The late Rabbi Lord Jonathan Sacks articulated why politics and religion cannot be integrated: in politics, compromise is a necessity, while in religion it’s a sin. The integration of politics and religion in Iran has led to absolutism in government and compromises in the mosque, making the former tyrannical and the latter corrupt and hypocritical, ultimately making both unpopular and unjust.

Read more at Providence

More about: Freedom of Religion, Iran, Jonathan Sacks, Religion and politics, Secularization

Would an American-Backed UN Resolution Calling for a Temporary Ceasefire Undermine Israel?

Yesterday morning, the U.S. vetoed a United Nations Security Council resolution, sponsored by Algeria, that demanded an immediate ceasefire in Gaza. As an alternative, the American delegation has been circulating a draft resolution calling for a “temporary ceasefire in Gaza as soon as practicable, based on the formula of all hostages being released.” Benny Avni comments:

While the Israel Defense Force may be able to maintain its Gaza operations under that provision, the U.S.-proposed resolution also warns the military against proceeding with its plan to enter the southern Gaza town of Rafah.

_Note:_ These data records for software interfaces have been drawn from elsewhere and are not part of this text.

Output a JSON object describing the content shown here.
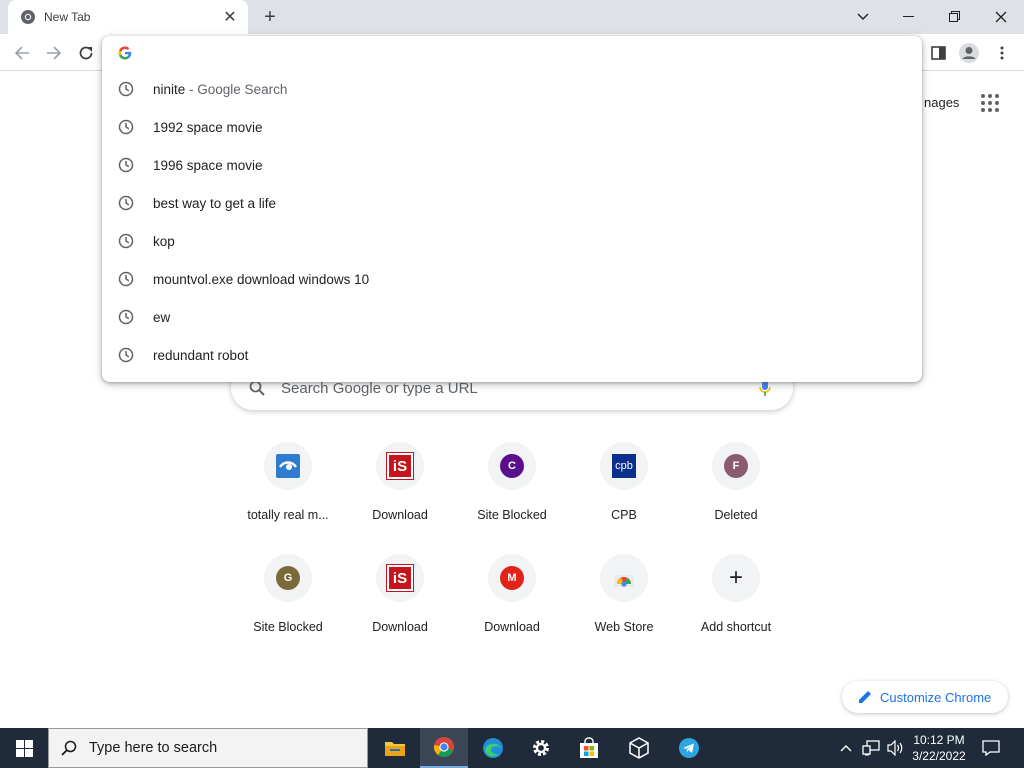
{
  "tab": {
    "title": "New Tab",
    "close": "✕",
    "new_tab": "+"
  },
  "window_controls": {
    "dropdown": "chevron-down-icon",
    "minimize": "minimize-icon",
    "restore": "restore-icon",
    "close": "close-icon"
  },
  "omnibox": {
    "value": "",
    "suggestions": [
      {
        "text": "ninite",
        "sub": " - Google Search"
      },
      {
        "text": "1992 space movie",
        "sub": ""
      },
      {
        "text": "1996 space movie",
        "sub": ""
      },
      {
        "text": "best way to get a life",
        "sub": ""
      },
      {
        "text": "kop",
        "sub": ""
      },
      {
        "text": "mountvol.exe download windows 10",
        "sub": ""
      },
      {
        "text": "ew",
        "sub": ""
      },
      {
        "text": "redundant robot",
        "sub": ""
      }
    ]
  },
  "ntp": {
    "images_link": "nages",
    "search_placeholder": "Search Google or type a URL",
    "shortcuts": [
      {
        "label": "totally real m...",
        "icon": "blue-eye-icon"
      },
      {
        "label": "Download",
        "icon": "is-logo-icon",
        "glyph": "iS"
      },
      {
        "label": "Site Blocked",
        "icon": "letter-c-icon",
        "glyph": "C",
        "color": "#5b0f8c"
      },
      {
        "label": "CPB",
        "icon": "cpb-logo-icon",
        "glyph": "cpb"
      },
      {
        "label": "Deleted",
        "icon": "letter-f-icon",
        "glyph": "F",
        "color": "#8a5a6e"
      },
      {
        "label": "Site Blocked",
        "icon": "letter-g-icon",
        "glyph": "G",
        "color": "#7a6a3a"
      },
      {
        "label": "Download",
        "icon": "is-logo-icon",
        "glyph": "iS"
      },
      {
        "label": "Download",
        "icon": "mega-icon",
        "glyph": "M"
      },
      {
        "label": "Web Store",
        "icon": "web-store-icon"
      },
      {
        "label": "Add shortcut",
        "icon": "plus-icon",
        "glyph": "+"
      }
    ],
    "customize": "Customize Chrome"
  },
  "taskbar": {
    "search_placeholder": "Type here to search",
    "time": "10:12 PM",
    "date": "3/22/2022",
    "apps": [
      "file-explorer-icon",
      "chrome-icon",
      "edge-icon",
      "settings-icon",
      "store-icon",
      "3d-viewer-icon",
      "telegram-icon"
    ]
  },
  "colors": {
    "accent": "#1a73e8",
    "taskbar": "#1f2b3a",
    "tabstrip": "#dee1e6"
  }
}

Israel says that a critical number of Hamas fighters are hiding inside tunnels and in civilian buildings at Rafah, surrounded by a number of the remaining 134 hostages.

In one paragraph, the text of the new American resolution says that the council “determines that under current circumstances a major ground offensive into Rafah would result in further harm to civilians and their further displacement including potentially into neighboring countries, which would have serious implications for regional peace and security, and therefore underscores that such a major ground offensive should not proceed under current circumstances.”

In addition to the paragraph about Rafah, the American-proposed resolution is admonishing Israel not to create a buffer zone inside Gaza. Such a narrow zone, as wide as two miles, is seen by many Israelis as a future protection against infiltration from Gaza.

Perhaps, as Robert Satloff argues, the resolution isn’t intended to forestall an IDF operation in Rafah, but only—consistent with prior statements from the Biden administration—to demand that Israel come up with a plan to move civilians out of harms way before advancing on the city.

If that is so, the resolution wouldn’t change much if passed. But why is the U.S. proposing an alternative ceasefire resolution at all? Strategically, Washington has nothing to gain from stopping Israel, its ally, from achieving a complete victory over Hamas. Why not instead pass a resolution condemning Hamas (something the Security Council has not done), calling for the release of hostages, and demanding that Qatar and Iran stop providing the group with arms and funds? Better yet, demand that these two countries—along with Turkey, Syria, and Lebanon—arrest Hamas leaders on their territory.

Surely Russia would veto such a resolution, but still, why not go on the offensive, rather than trying to come up with another UN resolution aimed at restraining Israel?

Read more at New York Sun

More about: Gaza War 2023, U.S.-Israel relationship, United Nations